▶ Required work
Find every line in the records below that contains the word "this", and copy each such line.

==============================

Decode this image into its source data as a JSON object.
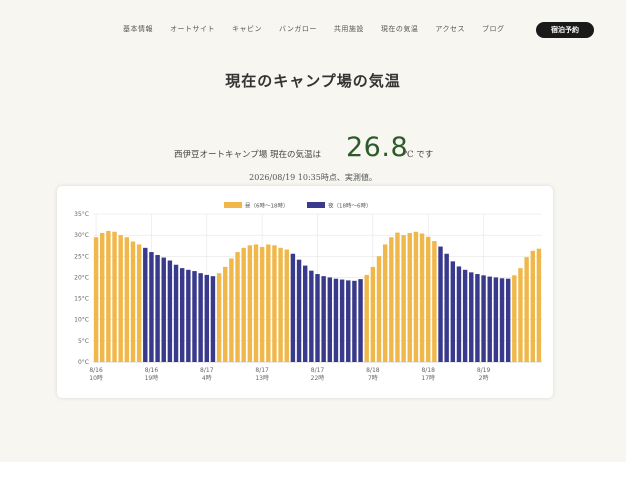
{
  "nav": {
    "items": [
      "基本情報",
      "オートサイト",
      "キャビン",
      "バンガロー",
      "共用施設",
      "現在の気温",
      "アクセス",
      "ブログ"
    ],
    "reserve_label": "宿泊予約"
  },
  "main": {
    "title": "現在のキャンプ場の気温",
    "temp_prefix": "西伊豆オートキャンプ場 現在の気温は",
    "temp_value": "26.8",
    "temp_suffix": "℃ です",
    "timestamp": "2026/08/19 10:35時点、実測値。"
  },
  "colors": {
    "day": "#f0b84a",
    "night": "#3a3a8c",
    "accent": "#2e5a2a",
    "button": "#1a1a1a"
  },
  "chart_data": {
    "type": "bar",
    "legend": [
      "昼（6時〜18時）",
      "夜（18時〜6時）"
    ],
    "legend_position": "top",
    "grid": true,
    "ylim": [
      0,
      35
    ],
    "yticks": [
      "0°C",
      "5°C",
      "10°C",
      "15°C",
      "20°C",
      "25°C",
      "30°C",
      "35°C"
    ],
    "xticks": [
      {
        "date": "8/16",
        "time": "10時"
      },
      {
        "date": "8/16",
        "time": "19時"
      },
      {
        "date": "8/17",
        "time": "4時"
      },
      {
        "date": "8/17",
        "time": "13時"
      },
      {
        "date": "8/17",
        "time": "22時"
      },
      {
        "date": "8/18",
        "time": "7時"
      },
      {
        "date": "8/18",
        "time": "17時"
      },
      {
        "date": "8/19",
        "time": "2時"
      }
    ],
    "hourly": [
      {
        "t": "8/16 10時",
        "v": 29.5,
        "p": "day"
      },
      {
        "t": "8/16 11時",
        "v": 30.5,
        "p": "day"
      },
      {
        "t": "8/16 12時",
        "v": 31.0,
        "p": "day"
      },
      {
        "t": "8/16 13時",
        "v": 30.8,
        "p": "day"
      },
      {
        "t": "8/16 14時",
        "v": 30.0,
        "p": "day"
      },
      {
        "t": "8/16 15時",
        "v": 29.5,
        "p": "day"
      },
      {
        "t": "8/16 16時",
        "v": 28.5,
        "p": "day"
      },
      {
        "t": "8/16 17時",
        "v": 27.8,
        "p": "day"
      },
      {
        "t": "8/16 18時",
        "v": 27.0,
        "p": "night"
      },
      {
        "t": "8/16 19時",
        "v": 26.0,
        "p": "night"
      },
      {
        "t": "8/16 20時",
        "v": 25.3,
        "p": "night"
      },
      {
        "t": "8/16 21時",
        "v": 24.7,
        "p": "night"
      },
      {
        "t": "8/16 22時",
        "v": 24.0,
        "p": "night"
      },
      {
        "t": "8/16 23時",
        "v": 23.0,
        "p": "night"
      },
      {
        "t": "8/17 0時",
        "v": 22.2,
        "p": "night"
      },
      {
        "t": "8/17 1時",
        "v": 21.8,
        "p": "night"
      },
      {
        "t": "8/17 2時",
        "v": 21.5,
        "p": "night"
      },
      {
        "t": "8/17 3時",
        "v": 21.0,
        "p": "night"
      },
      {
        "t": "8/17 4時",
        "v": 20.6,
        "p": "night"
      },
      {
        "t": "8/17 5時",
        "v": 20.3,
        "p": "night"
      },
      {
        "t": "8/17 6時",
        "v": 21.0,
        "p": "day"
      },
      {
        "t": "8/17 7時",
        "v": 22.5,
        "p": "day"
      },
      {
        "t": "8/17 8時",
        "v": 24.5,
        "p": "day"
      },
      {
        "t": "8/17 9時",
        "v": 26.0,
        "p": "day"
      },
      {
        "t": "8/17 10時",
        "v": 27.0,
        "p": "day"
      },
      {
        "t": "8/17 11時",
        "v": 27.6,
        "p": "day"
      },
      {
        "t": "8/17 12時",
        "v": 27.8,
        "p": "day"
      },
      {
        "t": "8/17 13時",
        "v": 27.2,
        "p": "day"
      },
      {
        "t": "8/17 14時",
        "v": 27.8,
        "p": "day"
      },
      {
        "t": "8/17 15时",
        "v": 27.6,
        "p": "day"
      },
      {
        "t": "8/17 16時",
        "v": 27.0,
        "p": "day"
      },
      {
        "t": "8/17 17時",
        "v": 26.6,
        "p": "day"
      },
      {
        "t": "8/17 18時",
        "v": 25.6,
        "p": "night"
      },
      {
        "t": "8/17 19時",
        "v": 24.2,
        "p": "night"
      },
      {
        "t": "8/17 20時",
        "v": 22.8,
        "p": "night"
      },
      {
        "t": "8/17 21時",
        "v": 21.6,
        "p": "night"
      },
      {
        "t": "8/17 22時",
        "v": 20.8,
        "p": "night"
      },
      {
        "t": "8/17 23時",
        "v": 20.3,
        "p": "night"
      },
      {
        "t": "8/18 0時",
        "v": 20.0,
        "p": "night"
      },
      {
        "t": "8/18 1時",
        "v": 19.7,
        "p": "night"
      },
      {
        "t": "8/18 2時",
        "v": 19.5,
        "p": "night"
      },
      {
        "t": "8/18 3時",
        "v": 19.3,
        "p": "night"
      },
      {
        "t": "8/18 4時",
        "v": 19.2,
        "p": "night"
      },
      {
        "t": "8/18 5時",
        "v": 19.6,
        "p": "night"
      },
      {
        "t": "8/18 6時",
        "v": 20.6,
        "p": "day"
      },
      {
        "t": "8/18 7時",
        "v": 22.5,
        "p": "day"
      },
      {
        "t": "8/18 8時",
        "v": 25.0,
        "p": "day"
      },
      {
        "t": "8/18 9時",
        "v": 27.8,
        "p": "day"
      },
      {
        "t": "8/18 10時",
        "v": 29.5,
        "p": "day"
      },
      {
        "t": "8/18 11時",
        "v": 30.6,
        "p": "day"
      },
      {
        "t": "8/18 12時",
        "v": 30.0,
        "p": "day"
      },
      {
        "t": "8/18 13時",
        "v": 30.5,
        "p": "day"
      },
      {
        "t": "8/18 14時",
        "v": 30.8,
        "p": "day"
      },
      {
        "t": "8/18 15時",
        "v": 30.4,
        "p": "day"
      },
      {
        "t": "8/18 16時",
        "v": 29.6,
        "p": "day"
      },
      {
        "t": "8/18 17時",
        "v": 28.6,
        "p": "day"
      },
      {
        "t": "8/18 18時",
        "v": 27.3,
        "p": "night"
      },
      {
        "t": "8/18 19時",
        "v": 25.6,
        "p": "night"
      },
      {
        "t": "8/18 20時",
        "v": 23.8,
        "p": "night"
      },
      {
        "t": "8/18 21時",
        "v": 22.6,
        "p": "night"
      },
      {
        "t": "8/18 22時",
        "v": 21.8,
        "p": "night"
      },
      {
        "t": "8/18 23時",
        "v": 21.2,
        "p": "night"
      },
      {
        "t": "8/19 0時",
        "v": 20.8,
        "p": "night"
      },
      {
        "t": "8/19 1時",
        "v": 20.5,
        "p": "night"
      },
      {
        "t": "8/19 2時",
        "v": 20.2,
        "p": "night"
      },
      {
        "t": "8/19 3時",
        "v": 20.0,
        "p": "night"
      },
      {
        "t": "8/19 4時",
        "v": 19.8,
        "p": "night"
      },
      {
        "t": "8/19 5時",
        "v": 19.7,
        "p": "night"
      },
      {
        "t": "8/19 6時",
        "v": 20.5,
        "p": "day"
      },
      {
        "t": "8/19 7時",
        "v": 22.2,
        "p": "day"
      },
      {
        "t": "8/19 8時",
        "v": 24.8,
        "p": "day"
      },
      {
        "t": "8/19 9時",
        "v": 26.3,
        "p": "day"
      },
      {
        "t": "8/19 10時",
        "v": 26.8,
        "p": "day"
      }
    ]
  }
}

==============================

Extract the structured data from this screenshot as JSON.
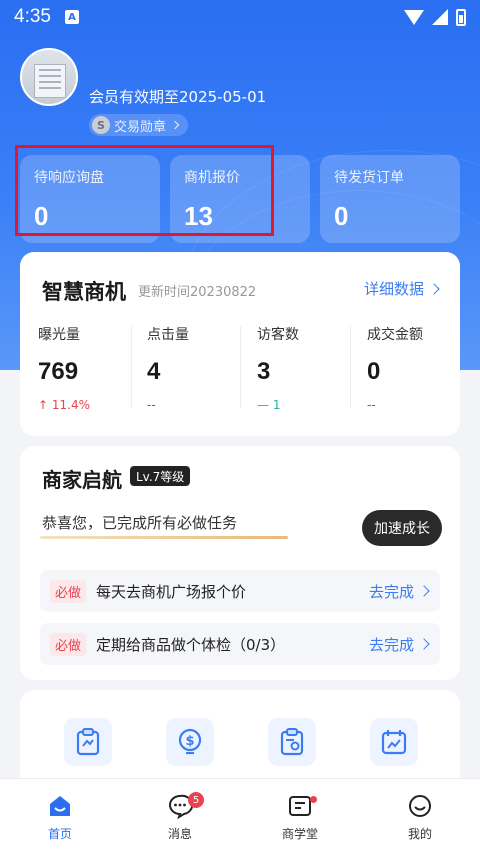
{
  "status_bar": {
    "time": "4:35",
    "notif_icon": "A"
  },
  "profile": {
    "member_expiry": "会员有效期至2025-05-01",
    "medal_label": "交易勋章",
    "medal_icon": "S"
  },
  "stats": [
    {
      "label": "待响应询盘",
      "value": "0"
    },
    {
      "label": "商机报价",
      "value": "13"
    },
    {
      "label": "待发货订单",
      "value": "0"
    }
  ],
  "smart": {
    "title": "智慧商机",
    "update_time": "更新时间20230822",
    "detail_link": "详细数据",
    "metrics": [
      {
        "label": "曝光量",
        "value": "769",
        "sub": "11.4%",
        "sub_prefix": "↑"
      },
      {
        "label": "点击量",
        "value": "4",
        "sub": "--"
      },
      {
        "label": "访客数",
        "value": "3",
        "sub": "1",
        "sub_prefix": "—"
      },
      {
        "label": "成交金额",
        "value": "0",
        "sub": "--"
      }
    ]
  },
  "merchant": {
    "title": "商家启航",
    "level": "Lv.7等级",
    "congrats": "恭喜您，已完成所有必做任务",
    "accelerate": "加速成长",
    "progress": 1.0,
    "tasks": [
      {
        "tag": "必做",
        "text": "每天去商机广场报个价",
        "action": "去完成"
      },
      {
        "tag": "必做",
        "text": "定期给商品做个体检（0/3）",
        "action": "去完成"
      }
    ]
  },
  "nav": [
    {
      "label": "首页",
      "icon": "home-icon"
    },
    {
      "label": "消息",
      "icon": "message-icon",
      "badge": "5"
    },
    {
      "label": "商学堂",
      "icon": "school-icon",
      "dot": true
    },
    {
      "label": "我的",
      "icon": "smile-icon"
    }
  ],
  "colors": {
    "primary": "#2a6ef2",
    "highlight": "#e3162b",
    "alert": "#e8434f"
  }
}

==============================

▶ Response to the task
Decode this image into its source data as a JSON object.
Extract the structured data from this screenshot as JSON.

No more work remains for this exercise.